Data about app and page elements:

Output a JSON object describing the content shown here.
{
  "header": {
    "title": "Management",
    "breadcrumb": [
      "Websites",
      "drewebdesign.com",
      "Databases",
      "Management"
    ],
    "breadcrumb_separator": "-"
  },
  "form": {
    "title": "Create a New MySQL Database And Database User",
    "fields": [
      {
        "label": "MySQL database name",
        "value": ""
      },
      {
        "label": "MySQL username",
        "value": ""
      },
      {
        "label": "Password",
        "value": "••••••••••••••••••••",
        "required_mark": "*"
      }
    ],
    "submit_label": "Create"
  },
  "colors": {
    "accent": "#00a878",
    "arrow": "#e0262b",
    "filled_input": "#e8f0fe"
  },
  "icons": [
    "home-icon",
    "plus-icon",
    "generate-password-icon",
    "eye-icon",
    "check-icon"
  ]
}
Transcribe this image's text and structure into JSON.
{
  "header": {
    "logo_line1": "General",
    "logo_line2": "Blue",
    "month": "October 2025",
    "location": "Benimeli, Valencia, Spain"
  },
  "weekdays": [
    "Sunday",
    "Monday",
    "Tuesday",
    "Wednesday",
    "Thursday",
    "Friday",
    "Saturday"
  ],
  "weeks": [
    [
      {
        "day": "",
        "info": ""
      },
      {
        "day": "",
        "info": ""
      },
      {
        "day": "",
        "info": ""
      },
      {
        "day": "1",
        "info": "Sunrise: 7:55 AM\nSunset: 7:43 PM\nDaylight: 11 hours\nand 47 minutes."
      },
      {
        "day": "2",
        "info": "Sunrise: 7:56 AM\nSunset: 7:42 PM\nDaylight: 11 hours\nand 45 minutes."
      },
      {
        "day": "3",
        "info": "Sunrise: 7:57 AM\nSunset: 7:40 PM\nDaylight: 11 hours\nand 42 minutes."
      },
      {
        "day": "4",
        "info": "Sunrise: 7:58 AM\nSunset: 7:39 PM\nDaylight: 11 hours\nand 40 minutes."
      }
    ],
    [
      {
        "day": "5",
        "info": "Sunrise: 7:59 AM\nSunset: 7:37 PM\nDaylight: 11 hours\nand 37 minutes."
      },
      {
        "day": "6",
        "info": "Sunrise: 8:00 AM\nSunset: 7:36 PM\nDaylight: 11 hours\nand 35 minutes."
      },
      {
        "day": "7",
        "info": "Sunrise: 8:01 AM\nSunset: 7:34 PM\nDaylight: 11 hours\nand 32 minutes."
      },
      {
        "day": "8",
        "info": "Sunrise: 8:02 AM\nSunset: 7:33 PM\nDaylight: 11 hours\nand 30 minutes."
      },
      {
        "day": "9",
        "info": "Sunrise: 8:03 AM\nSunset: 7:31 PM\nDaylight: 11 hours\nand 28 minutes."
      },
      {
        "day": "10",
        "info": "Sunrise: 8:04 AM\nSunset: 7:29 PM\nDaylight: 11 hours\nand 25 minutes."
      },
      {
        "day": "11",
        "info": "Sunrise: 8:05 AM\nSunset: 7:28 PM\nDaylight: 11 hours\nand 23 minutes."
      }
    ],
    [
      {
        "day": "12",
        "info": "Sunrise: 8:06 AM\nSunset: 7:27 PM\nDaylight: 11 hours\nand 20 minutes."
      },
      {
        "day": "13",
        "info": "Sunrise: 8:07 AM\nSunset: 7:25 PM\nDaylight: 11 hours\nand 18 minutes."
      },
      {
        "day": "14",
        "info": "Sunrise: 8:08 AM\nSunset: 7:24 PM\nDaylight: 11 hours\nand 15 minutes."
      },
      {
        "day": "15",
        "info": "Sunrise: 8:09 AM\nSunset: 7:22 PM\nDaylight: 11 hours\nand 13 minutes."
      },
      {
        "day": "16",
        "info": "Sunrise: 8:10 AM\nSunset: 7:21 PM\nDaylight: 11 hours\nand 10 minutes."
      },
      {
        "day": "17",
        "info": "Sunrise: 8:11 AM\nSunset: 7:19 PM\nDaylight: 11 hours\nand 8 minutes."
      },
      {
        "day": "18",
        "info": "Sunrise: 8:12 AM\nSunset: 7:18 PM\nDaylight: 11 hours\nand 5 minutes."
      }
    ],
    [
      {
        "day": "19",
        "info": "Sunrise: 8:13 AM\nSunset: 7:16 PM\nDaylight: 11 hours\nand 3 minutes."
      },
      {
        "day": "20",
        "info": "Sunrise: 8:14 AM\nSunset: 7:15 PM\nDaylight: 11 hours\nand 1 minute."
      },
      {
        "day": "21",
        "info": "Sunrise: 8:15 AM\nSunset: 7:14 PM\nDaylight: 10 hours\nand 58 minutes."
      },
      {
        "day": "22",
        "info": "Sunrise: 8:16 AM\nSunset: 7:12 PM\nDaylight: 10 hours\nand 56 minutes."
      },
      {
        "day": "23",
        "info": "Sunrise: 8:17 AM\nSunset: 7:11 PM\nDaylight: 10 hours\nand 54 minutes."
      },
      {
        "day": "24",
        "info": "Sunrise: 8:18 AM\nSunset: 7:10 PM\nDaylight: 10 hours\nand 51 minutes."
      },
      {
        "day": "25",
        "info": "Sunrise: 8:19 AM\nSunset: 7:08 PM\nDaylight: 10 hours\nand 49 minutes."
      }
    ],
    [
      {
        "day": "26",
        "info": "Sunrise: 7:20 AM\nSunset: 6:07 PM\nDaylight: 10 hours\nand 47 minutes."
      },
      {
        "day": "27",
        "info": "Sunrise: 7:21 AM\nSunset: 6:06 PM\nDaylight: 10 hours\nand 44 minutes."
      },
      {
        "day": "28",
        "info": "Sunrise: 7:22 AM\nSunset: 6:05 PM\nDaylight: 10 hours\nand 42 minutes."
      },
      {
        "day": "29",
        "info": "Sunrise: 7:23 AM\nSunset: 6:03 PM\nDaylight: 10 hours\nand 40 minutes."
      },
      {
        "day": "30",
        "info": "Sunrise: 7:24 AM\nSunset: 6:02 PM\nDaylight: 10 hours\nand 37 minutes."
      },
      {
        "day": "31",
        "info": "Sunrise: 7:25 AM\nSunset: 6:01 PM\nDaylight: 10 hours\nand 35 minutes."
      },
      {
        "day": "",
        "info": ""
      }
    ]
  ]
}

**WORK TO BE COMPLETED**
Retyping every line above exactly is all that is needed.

**TASK RESPONSE**
Output a JSON object describing the content shown here.
{
  "header": {
    "title": "Management",
    "breadcrumb": [
      "Websites",
      "drewebdesign.com",
      "Databases",
      "Management"
    ],
    "breadcrumb_separator": "-"
  },
  "form": {
    "title": "Create a New MySQL Database And Database User",
    "fields": [
      {
        "label": "MySQL database name",
        "value": ""
      },
      {
        "label": "MySQL username",
        "value": ""
      },
      {
        "label": "Password",
        "value": "••••••••••••••••••••",
        "required_mark": "*"
      }
    ],
    "submit_label": "Create"
  },
  "colors": {
    "accent": "#00a878",
    "arrow": "#e0262b",
    "filled_input": "#e8f0fe"
  },
  "icons": [
    "home-icon",
    "plus-icon",
    "generate-password-icon",
    "eye-icon",
    "check-icon"
  ]
}
Transcribe this image's text and structure into JSON.
{
  "header": {
    "logo_line1": "General",
    "logo_line2": "Blue",
    "month": "October 2025",
    "location": "Benimeli, Valencia, Spain"
  },
  "weekdays": [
    "Sunday",
    "Monday",
    "Tuesday",
    "Wednesday",
    "Thursday",
    "Friday",
    "Saturday"
  ],
  "weeks": [
    [
      {
        "day": "",
        "info": ""
      },
      {
        "day": "",
        "info": ""
      },
      {
        "day": "",
        "info": ""
      },
      {
        "day": "1",
        "info": "Sunrise: 7:55 AM\nSunset: 7:43 PM\nDaylight: 11 hours\nand 47 minutes."
      },
      {
        "day": "2",
        "info": "Sunrise: 7:56 AM\nSunset: 7:42 PM\nDaylight: 11 hours\nand 45 minutes."
      },
      {
        "day": "3",
        "info": "Sunrise: 7:57 AM\nSunset: 7:40 PM\nDaylight: 11 hours\nand 42 minutes."
      },
      {
        "day": "4",
        "info": "Sunrise: 7:58 AM\nSunset: 7:39 PM\nDaylight: 11 hours\nand 40 minutes."
      }
    ],
    [
      {
        "day": "5",
        "info": "Sunrise: 7:59 AM\nSunset: 7:37 PM\nDaylight: 11 hours\nand 37 minutes."
      },
      {
        "day": "6",
        "info": "Sunrise: 8:00 AM\nSunset: 7:36 PM\nDaylight: 11 hours\nand 35 minutes."
      },
      {
        "day": "7",
        "info": "Sunrise: 8:01 AM\nSunset: 7:34 PM\nDaylight: 11 hours\nand 32 minutes."
      },
      {
        "day": "8",
        "info": "Sunrise: 8:02 AM\nSunset: 7:33 PM\nDaylight: 11 hours\nand 30 minutes."
      },
      {
        "day": "9",
        "info": "Sunrise: 8:03 AM\nSunset: 7:31 PM\nDaylight: 11 hours\nand 28 minutes."
      },
      {
        "day": "10",
        "info": "Sunrise: 8:04 AM\nSunset: 7:29 PM\nDaylight: 11 hours\nand 25 minutes."
      },
      {
        "day": "11",
        "info": "Sunrise: 8:05 AM\nSunset: 7:28 PM\nDaylight: 11 hours\nand 23 minutes."
      }
    ],
    [
      {
        "day": "12",
        "info": "Sunrise: 8:06 AM\nSunset: 7:27 PM\nDaylight: 11 hours\nand 20 minutes."
      },
      {
        "day": "13",
        "info": "Sunrise: 8:07 AM\nSunset: 7:25 PM\nDaylight: 11 hours\nand 18 minutes."
      },
      {
        "day": "14",
        "info": "Sunrise: 8:08 AM\nSunset: 7:24 PM\nDaylight: 11 hours\nand 15 minutes."
      },
      {
        "day": "15",
        "info": "Sunrise: 8:09 AM\nSunset: 7:22 PM\nDaylight: 11 hours\nand 13 minutes."
      },
      {
        "day": "16",
        "info": "Sunrise: 8:10 AM\nSunset: 7:21 PM\nDaylight: 11 hours\nand 10 minutes."
      },
      {
        "day": "17",
        "info": "Sunrise: 8:11 AM\nSunset: 7:19 PM\nDaylight: 11 hours\nand 8 minutes."
      },
      {
        "day": "18",
        "info": "Sunrise: 8:12 AM\nSunset: 7:18 PM\nDaylight: 11 hours\nand 5 minutes."
      }
    ],
    [
      {
        "day": "19",
        "info": "Sunrise: 8:13 AM\nSunset: 7:16 PM\nDaylight: 11 hours\nand 3 minutes."
      },
      {
        "day": "20",
        "info": "Sunrise: 8:14 AM\nSunset: 7:15 PM\nDaylight: 11 hours\nand 1 minute."
      },
      {
        "day": "21",
        "info": "Sunrise: 8:15 AM\nSunset: 7:14 PM\nDaylight: 10 hours\nand 58 minutes."
      },
      {
        "day": "22",
        "info": "Sunrise: 8:16 AM\nSunset: 7:12 PM\nDaylight: 10 hours\nand 56 minutes."
      },
      {
        "day": "23",
        "info": "Sunrise: 8:17 AM\nSunset: 7:11 PM\nDaylight: 10 hours\nand 54 minutes."
      },
      {
        "day": "24",
        "info": "Sunrise: 8:18 AM\nSunset: 7:10 PM\nDaylight: 10 hours\nand 51 minutes."
      },
      {
        "day": "25",
        "info": "Sunrise: 8:19 AM\nSunset: 7:08 PM\nDaylight: 10 hours\nand 49 minutes."
      }
    ],
    [
      {
        "day": "26",
        "info": "Sunrise: 7:20 AM\nSunset: 6:07 PM\nDaylight: 10 hours\nand 47 minutes."
      },
      {
        "day": "27",
        "info": "Sunrise: 7:21 AM\nSunset: 6:06 PM\nDaylight: 10 hours\nand 44 minutes."
      },
      {
        "day": "28",
        "info": "Sunrise: 7:22 AM\nSunset: 6:05 PM\nDaylight: 10 hours\nand 42 minutes."
      },
      {
        "day": "29",
        "info": "Sunrise: 7:23 AM\nSunset: 6:03 PM\nDaylight: 10 hours\nand 40 minutes."
      },
      {
        "day": "30",
        "info": "Sunrise: 7:24 AM\nSunset: 6:02 PM\nDaylight: 10 hours\nand 37 minutes."
      },
      {
        "day": "31",
        "info": "Sunrise: 7:25 AM\nSunset: 6:01 PM\nDaylight: 10 hours\nand 35 minutes."
      },
      {
        "day": "",
        "info": ""
      }
    ]
  ]
}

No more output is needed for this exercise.